Instructions to follow
Below is some data; print it all back exactly.

Dataset rows describing interfaces
·····

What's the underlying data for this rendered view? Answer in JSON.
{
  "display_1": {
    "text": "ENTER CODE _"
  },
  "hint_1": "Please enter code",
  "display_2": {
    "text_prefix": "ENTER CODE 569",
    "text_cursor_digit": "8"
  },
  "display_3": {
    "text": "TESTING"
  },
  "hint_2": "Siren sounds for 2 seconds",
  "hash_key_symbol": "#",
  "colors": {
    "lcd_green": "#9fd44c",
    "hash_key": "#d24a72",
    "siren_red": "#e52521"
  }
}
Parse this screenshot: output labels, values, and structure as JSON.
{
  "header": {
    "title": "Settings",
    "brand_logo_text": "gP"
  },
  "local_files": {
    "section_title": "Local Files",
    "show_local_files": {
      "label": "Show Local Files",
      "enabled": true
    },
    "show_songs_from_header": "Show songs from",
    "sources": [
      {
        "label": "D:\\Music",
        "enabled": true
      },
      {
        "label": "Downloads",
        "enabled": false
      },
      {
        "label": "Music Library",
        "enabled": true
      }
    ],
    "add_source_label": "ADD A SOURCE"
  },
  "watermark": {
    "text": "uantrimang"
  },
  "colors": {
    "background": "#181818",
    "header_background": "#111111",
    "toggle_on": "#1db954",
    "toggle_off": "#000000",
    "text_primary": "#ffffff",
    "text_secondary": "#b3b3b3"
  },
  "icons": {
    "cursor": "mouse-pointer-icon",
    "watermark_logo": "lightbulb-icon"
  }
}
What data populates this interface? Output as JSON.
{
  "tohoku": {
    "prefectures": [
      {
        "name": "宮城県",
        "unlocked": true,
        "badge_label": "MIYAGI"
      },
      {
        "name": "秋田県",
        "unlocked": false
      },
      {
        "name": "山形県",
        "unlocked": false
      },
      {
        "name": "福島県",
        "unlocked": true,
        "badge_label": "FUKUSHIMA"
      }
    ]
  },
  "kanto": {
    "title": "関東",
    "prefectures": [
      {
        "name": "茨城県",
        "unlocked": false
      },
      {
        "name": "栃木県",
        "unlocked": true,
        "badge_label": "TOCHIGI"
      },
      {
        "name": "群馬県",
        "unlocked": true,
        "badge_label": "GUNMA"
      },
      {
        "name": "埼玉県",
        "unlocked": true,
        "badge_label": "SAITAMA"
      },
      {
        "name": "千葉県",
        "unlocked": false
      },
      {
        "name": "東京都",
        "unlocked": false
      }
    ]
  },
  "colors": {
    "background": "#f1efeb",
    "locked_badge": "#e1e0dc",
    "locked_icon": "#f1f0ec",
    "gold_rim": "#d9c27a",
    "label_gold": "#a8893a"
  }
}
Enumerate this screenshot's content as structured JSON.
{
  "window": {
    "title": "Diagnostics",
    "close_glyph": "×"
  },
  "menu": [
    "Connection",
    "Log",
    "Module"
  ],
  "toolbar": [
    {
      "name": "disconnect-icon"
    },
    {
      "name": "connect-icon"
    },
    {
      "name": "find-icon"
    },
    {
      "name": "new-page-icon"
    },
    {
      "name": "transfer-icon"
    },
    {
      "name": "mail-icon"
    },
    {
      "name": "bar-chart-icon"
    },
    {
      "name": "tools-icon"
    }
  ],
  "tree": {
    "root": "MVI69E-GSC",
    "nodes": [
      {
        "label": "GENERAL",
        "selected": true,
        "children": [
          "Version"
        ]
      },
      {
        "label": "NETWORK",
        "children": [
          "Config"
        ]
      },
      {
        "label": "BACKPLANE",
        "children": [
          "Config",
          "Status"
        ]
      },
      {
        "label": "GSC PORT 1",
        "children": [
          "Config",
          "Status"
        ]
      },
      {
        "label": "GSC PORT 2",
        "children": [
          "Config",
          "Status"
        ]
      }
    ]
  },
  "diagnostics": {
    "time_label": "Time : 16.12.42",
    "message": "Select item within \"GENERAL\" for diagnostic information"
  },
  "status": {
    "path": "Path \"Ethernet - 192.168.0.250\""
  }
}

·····

Response box
What's the underlying data for this rendered view? Answer in JSON.
{
  "display_1": {
    "text": "ENTER CODE _"
  },
  "hint_1": "Please enter code",
  "display_2": {
    "text_prefix": "ENTER CODE 569",
    "text_cursor_digit": "8"
  },
  "display_3": {
    "text": "TESTING"
  },
  "hint_2": "Siren sounds for 2 seconds",
  "hash_key_symbol": "#",
  "colors": {
    "lcd_green": "#9fd44c",
    "hash_key": "#d24a72",
    "siren_red": "#e52521"
  }
}
Parse this screenshot: output labels, values, and structure as JSON.
{
  "header": {
    "title": "Settings",
    "brand_logo_text": "gP"
  },
  "local_files": {
    "section_title": "Local Files",
    "show_local_files": {
      "label": "Show Local Files",
      "enabled": true
    },
    "show_songs_from_header": "Show songs from",
    "sources": [
      {
        "label": "D:\\Music",
        "enabled": true
      },
      {
        "label": "Downloads",
        "enabled": false
      },
      {
        "label": "Music Library",
        "enabled": true
      }
    ],
    "add_source_label": "ADD A SOURCE"
  },
  "watermark": {
    "text": "uantrimang"
  },
  "colors": {
    "background": "#181818",
    "header_background": "#111111",
    "toggle_on": "#1db954",
    "toggle_off": "#000000",
    "text_primary": "#ffffff",
    "text_secondary": "#b3b3b3"
  },
  "icons": {
    "cursor": "mouse-pointer-icon",
    "watermark_logo": "lightbulb-icon"
  }
}
What data populates this interface? Output as JSON.
{
  "tohoku": {
    "prefectures": [
      {
        "name": "宮城県",
        "unlocked": true,
        "badge_label": "MIYAGI"
      },
      {
        "name": "秋田県",
        "unlocked": false
      },
      {
        "name": "山形県",
        "unlocked": false
      },
      {
        "name": "福島県",
        "unlocked": true,
        "badge_label": "FUKUSHIMA"
      }
    ]
  },
  "kanto": {
    "title": "関東",
    "prefectures": [
      {
        "name": "茨城県",
        "unlocked": false
      },
      {
        "name": "栃木県",
        "unlocked": true,
        "badge_label": "TOCHIGI"
      },
      {
        "name": "群馬県",
        "unlocked": true,
        "badge_label": "GUNMA"
      },
      {
        "name": "埼玉県",
        "unlocked": true,
        "badge_label": "SAITAMA"
      },
      {
        "name": "千葉県",
        "unlocked": false
      },
      {
        "name": "東京都",
        "unlocked": false
      }
    ]
  },
  "colors": {
    "background": "#f1efeb",
    "locked_badge": "#e1e0dc",
    "locked_icon": "#f1f0ec",
    "gold_rim": "#d9c27a",
    "label_gold": "#a8893a"
  }
}
Enumerate this screenshot's content as structured JSON.
{
  "window": {
    "title": "Diagnostics",
    "close_glyph": "×"
  },
  "menu": [
    "Connection",
    "Log",
    "Module"
  ],
  "toolbar": [
    {
      "name": "disconnect-icon"
    },
    {
      "name": "connect-icon"
    },
    {
      "name": "find-icon"
    },
    {
      "name": "new-page-icon"
    },
    {
      "name": "transfer-icon"
    },
    {
      "name": "mail-icon"
    },
    {
      "name": "bar-chart-icon"
    },
    {
      "name": "tools-icon"
    }
  ],
  "tree": {
    "root": "MVI69E-GSC",
    "nodes": [
      {
        "label": "GENERAL",
        "selected": true,
        "children": [
          "Version"
        ]
      },
      {
        "label": "NETWORK",
        "children": [
          "Config"
        ]
      },
      {
        "label": "BACKPLANE",
        "children": [
          "Config",
          "Status"
        ]
      },
      {
        "label": "GSC PORT 1",
        "children": [
          "Config",
          "Status"
        ]
      },
      {
        "label": "GSC PORT 2",
        "children": [
          "Config",
          "Status"
        ]
      }
    ]
  },
  "diagnostics": {
    "time_label": "Time : 16.12.42",
    "message": "Select item within \"GENERAL\" for diagnostic information"
  },
  "status": {
    "path": "Path \"Ethernet - 192.168.0.250\""
  }
}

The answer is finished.